Items from an interface collection:

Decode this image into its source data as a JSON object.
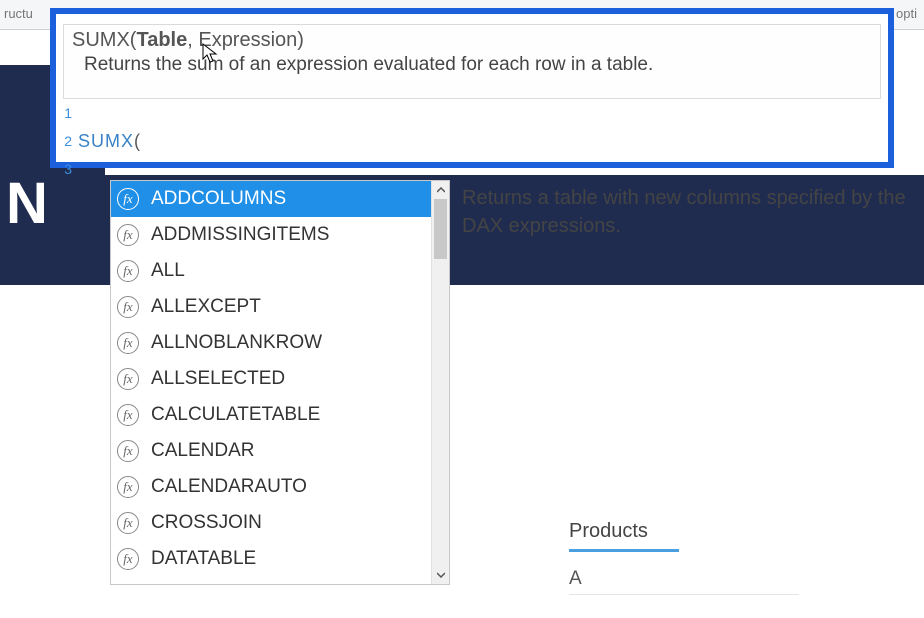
{
  "toolbar": {
    "left_fragment": "ructu",
    "right_fragment": "opti"
  },
  "tooltip": {
    "func_name": "SUMX",
    "open_paren": "(",
    "current_param": "Table",
    "rest_params": ", Expression)",
    "description": "Returns the sum of an expression evaluated for each row in a table."
  },
  "editor": {
    "lines": [
      {
        "num": "1",
        "content_type": "empty"
      },
      {
        "num": "2",
        "content_type": "code",
        "fn": "SUMX",
        "paren": "("
      },
      {
        "num": "3",
        "content_type": "empty"
      }
    ]
  },
  "autocomplete": {
    "items": [
      {
        "label": "ADDCOLUMNS",
        "selected": true
      },
      {
        "label": "ADDMISSINGITEMS",
        "selected": false
      },
      {
        "label": "ALL",
        "selected": false
      },
      {
        "label": "ALLEXCEPT",
        "selected": false
      },
      {
        "label": "ALLNOBLANKROW",
        "selected": false
      },
      {
        "label": "ALLSELECTED",
        "selected": false
      },
      {
        "label": "CALCULATETABLE",
        "selected": false
      },
      {
        "label": "CALENDAR",
        "selected": false
      },
      {
        "label": "CALENDARAUTO",
        "selected": false
      },
      {
        "label": "CROSSJOIN",
        "selected": false
      },
      {
        "label": "DATATABLE",
        "selected": false
      }
    ],
    "description": "Returns a table with new columns specified by the DAX expressions."
  },
  "products": {
    "title": "Products",
    "rows": [
      "A"
    ]
  },
  "dark_band_text": "N"
}
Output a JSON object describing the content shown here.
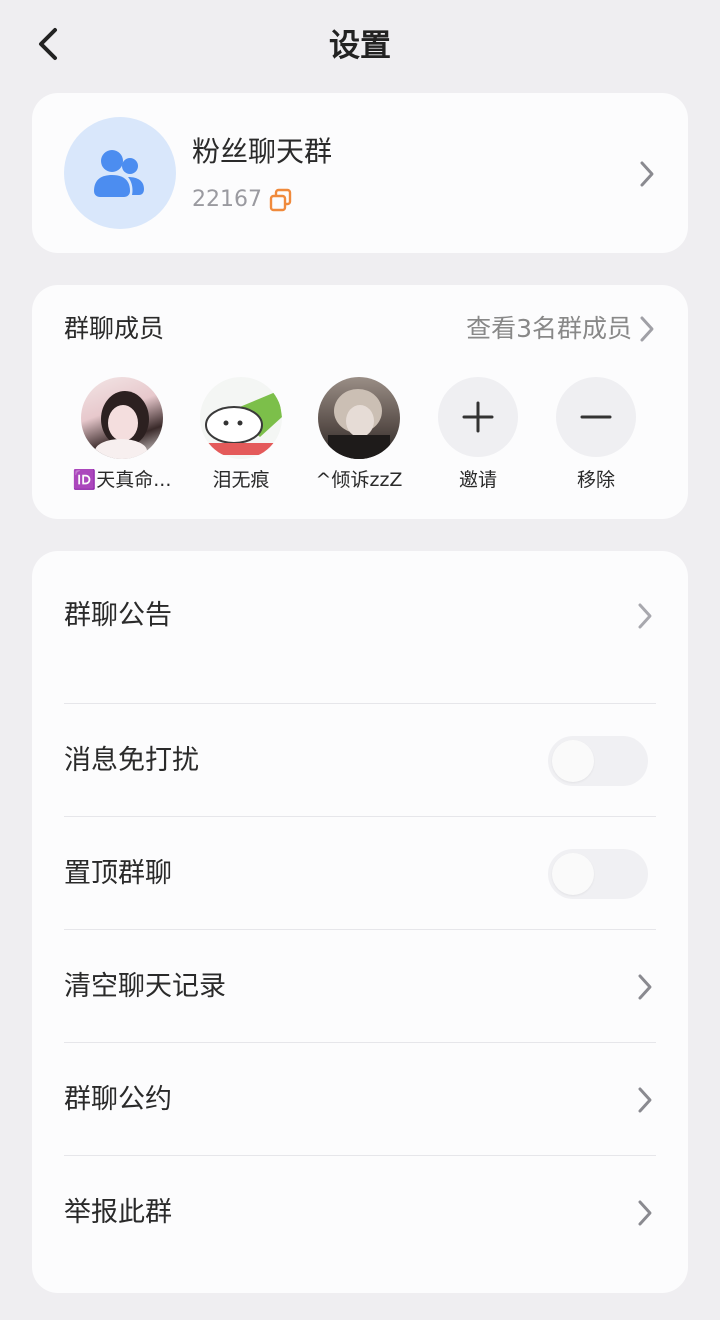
{
  "header": {
    "title": "设置"
  },
  "group": {
    "name": "粉丝聊天群",
    "id": "22167"
  },
  "members": {
    "title": "群聊成员",
    "view_all": "查看3名群成员",
    "list": [
      {
        "name": "🆔天真命..."
      },
      {
        "name": "泪无痕"
      },
      {
        "name": "^倾诉zzZ"
      }
    ],
    "invite_label": "邀请",
    "remove_label": "移除"
  },
  "settings": {
    "announcement": "群聊公告",
    "mute": "消息免打扰",
    "mute_on": false,
    "pin": "置顶群聊",
    "pin_on": false,
    "clear_history": "清空聊天记录",
    "rules": "群聊公约",
    "report": "举报此群"
  },
  "colors": {
    "accent_blue": "#4c8df0",
    "copy_orange": "#f08a3c"
  }
}
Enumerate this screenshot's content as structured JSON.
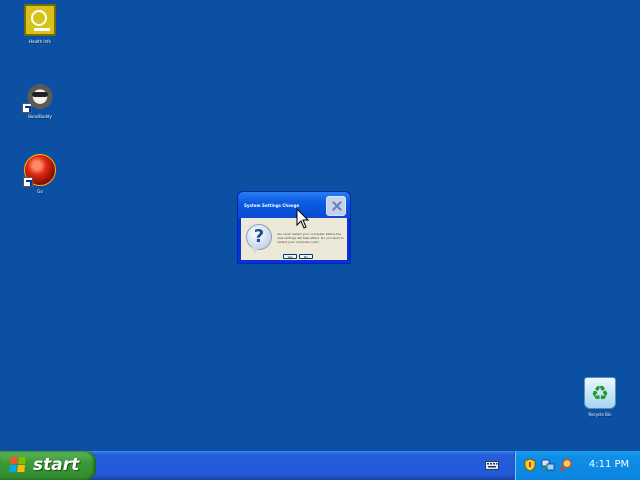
{
  "desktop": {
    "icons": [
      {
        "label": "Health Info",
        "type": "health"
      },
      {
        "label": "BonziBuddy",
        "type": "raccoon"
      },
      {
        "label": "Go",
        "type": "red-button"
      },
      {
        "label": "Recycle Bin",
        "type": "recycle-bin"
      }
    ]
  },
  "dialog": {
    "title": "System Settings Change",
    "icon": "question-icon",
    "message": "You must restart your computer before the new settings will take effect. Do you want to restart your computer now?",
    "buttons": {
      "yes": "Yes",
      "no": "No"
    }
  },
  "taskbar": {
    "start_label": "start",
    "tray_icons": [
      "keyboard-icon",
      "security-shield-icon",
      "network-icon",
      "search-icon"
    ],
    "clock": "4:11 PM"
  },
  "colors": {
    "desktop": "#0b50a3",
    "taskbar": "#245edb",
    "start_button": "#3c9a37",
    "tray": "#0f8ee8",
    "dialog_title": "#0a5ce3",
    "dialog_body": "#ece9d8"
  }
}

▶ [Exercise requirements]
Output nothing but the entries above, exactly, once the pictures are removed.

▶ [Exercise response]
Decode this image into its source data as a JSON object.
{
  "toolbar": {
    "left_fragment": "ructu",
    "right_fragment": "opti"
  },
  "tooltip": {
    "func_name": "SUMX",
    "open_paren": "(",
    "current_param": "Table",
    "rest_params": ", Expression)",
    "description": "Returns the sum of an expression evaluated for each row in a table."
  },
  "editor": {
    "lines": [
      {
        "num": "1",
        "content_type": "empty"
      },
      {
        "num": "2",
        "content_type": "code",
        "fn": "SUMX",
        "paren": "("
      },
      {
        "num": "3",
        "content_type": "empty"
      }
    ]
  },
  "autocomplete": {
    "items": [
      {
        "label": "ADDCOLUMNS",
        "selected": true
      },
      {
        "label": "ADDMISSINGITEMS",
        "selected": false
      },
      {
        "label": "ALL",
        "selected": false
      },
      {
        "label": "ALLEXCEPT",
        "selected": false
      },
      {
        "label": "ALLNOBLANKROW",
        "selected": false
      },
      {
        "label": "ALLSELECTED",
        "selected": false
      },
      {
        "label": "CALCULATETABLE",
        "selected": false
      },
      {
        "label": "CALENDAR",
        "selected": false
      },
      {
        "label": "CALENDARAUTO",
        "selected": false
      },
      {
        "label": "CROSSJOIN",
        "selected": false
      },
      {
        "label": "DATATABLE",
        "selected": false
      }
    ],
    "description": "Returns a table with new columns specified by the DAX expressions."
  },
  "products": {
    "title": "Products",
    "rows": [
      "A"
    ]
  },
  "dark_band_text": "N"
}
Output a JSON object describing the content shown here.
{
  "header": {
    "title": "设置"
  },
  "group": {
    "name": "粉丝聊天群",
    "id": "22167"
  },
  "members": {
    "title": "群聊成员",
    "view_all": "查看3名群成员",
    "list": [
      {
        "name": "🆔天真命..."
      },
      {
        "name": "泪无痕"
      },
      {
        "name": "^倾诉zzZ"
      }
    ],
    "invite_label": "邀请",
    "remove_label": "移除"
  },
  "settings": {
    "announcement": "群聊公告",
    "mute": "消息免打扰",
    "mute_on": false,
    "pin": "置顶群聊",
    "pin_on": false,
    "clear_history": "清空聊天记录",
    "rules": "群聊公约",
    "report": "举报此群"
  },
  "colors": {
    "accent_blue": "#4c8df0",
    "copy_orange": "#f08a3c"
  }
}
Enumerate this screenshot's content as structured JSON.
{
  "desktop": {
    "icons": [
      {
        "label": "Health Info",
        "type": "health"
      },
      {
        "label": "BonziBuddy",
        "type": "raccoon"
      },
      {
        "label": "Go",
        "type": "red-button"
      },
      {
        "label": "Recycle Bin",
        "type": "recycle-bin"
      }
    ]
  },
  "dialog": {
    "title": "System Settings Change",
    "icon": "question-icon",
    "message": "You must restart your computer before the new settings will take effect. Do you want to restart your computer now?",
    "buttons": {
      "yes": "Yes",
      "no": "No"
    }
  },
  "taskbar": {
    "start_label": "start",
    "tray_icons": [
      "keyboard-icon",
      "security-shield-icon",
      "network-icon",
      "search-icon"
    ],
    "clock": "4:11 PM"
  },
  "colors": {
    "desktop": "#0b50a3",
    "taskbar": "#245edb",
    "start_button": "#3c9a37",
    "tray": "#0f8ee8",
    "dialog_title": "#0a5ce3",
    "dialog_body": "#ece9d8"
  }
}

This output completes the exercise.